As of July 2011, Third U.S. Army is headquartered at Shaw Air Force Base, South Carolina with a forward element at Camp Arifjan, Kuwait. Administratively called ARCENT again, it continues to serve as the Army Component Command for CENTCOM, and the forward element is serving as the Coalition Forces Land Component Command (CFLCC). It provides support and services to theater ARFOR commands, as well as directed Army support to other services.

Previously, in Saudi Arabia, its bases include King Abdul Aziz Air Base, Dhahran, King Fahd Air Base, Taif, King Khalid Air Base, Khamis Mushayt, Eskan Village Air Base, and Riyadh Air Base.[6] The Army moved all its bases and equipment to Qatar in 2003.[7]

Focusing primarily on the Middle East, Central Command and Third Army's area of responsibility (AOR) is a large and complex region. It stretches from the Central Asian States to the Horn of Africa. The AOR encompasses an area of approximately 6,500,000 square miles (17,000,000 km2) consisting of 27 countries populated by over 650 million people speaking 12 major languages and representing seven major religions. Within this strategically important region lay the historical crossroads of three continents, the majority of the world's oil and natural gas reserves, and the primary maritime link between Europe and Asia. Resources, differing geography, religious influences, and historical conflict have shaped this region for centuries and continue to do so today.

In keeping with US national security strategy, Third Army supports U.S. Central Command through a theater security cooperation strategy that encompasses the four fundamentals of the National Military Strategy. Third Army maintains a continued forward presence, conducts joint and coalition exercises throughout the region, provides humanitarian assistance when needed, develops close partnerships with responsible nations, assists in demining efforts, and provides support to other military service components. Third Army is prepared to rapidly respond by developing and executing war plans and contingency missions as required. This strategy provides the President with a wide range of options to deter aggression and coercion from a forward presence posture, and to decisively defeat any adversary if deterrence fails across the full spectrum of conflict.[8]

Commanding generals

Unit Deactivated (1973–1982)
Unit deactivated (1919–1932)

Units of the Third Army

References and notes

  1. "U.S. Third army homepage". U.S. Army. Retrieved 20 November 2011. 
  2. U.S. Third Army After Action Report, May 1945, Headquarters, Third U.S. Army, 1 August 1944 - 9 May 1945 VOL. I (Operations) [unclassified]
  3. Fuller 2004, pp. 254.
  4. U.S. Third Army After Action Report, May 1945, Headquarters, Third U.S. Army, 1 August 1944 - 9 May 1945 VOL. I (Operations) [unclassified]
  5. Hastings 2004, pp. 98.
  6. "GLOBEMASTER Air Bases Search Engine". Retrieved 21 May 2011. 
  7. "U.S. to move operations from Saudi base". CNN. 29 April 2003. Retrieved 21 May 2011. 
  8. "Third Army Commanding General's Welcome Letter". 2007. 

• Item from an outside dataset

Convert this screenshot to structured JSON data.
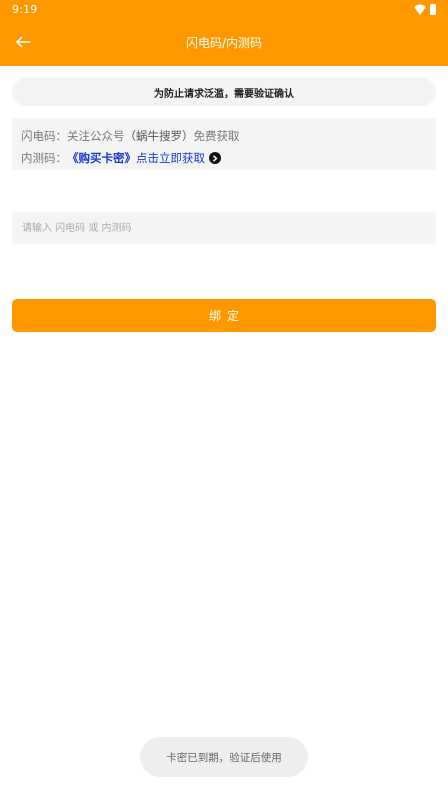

  • Fuller, Robert P. (2004). "Last shots for Patton's Third Army". Portland, ME: NETR Press. ISBN 097405190X. 
  • Hastings, Max (2004). "Armageddon: The Battle for Germany, 1944-1945". New York: Vintage. ISBN 0-375-71422-7. 

External links

This page uses Creative Commons Licensed content from Wikipedia (view authors).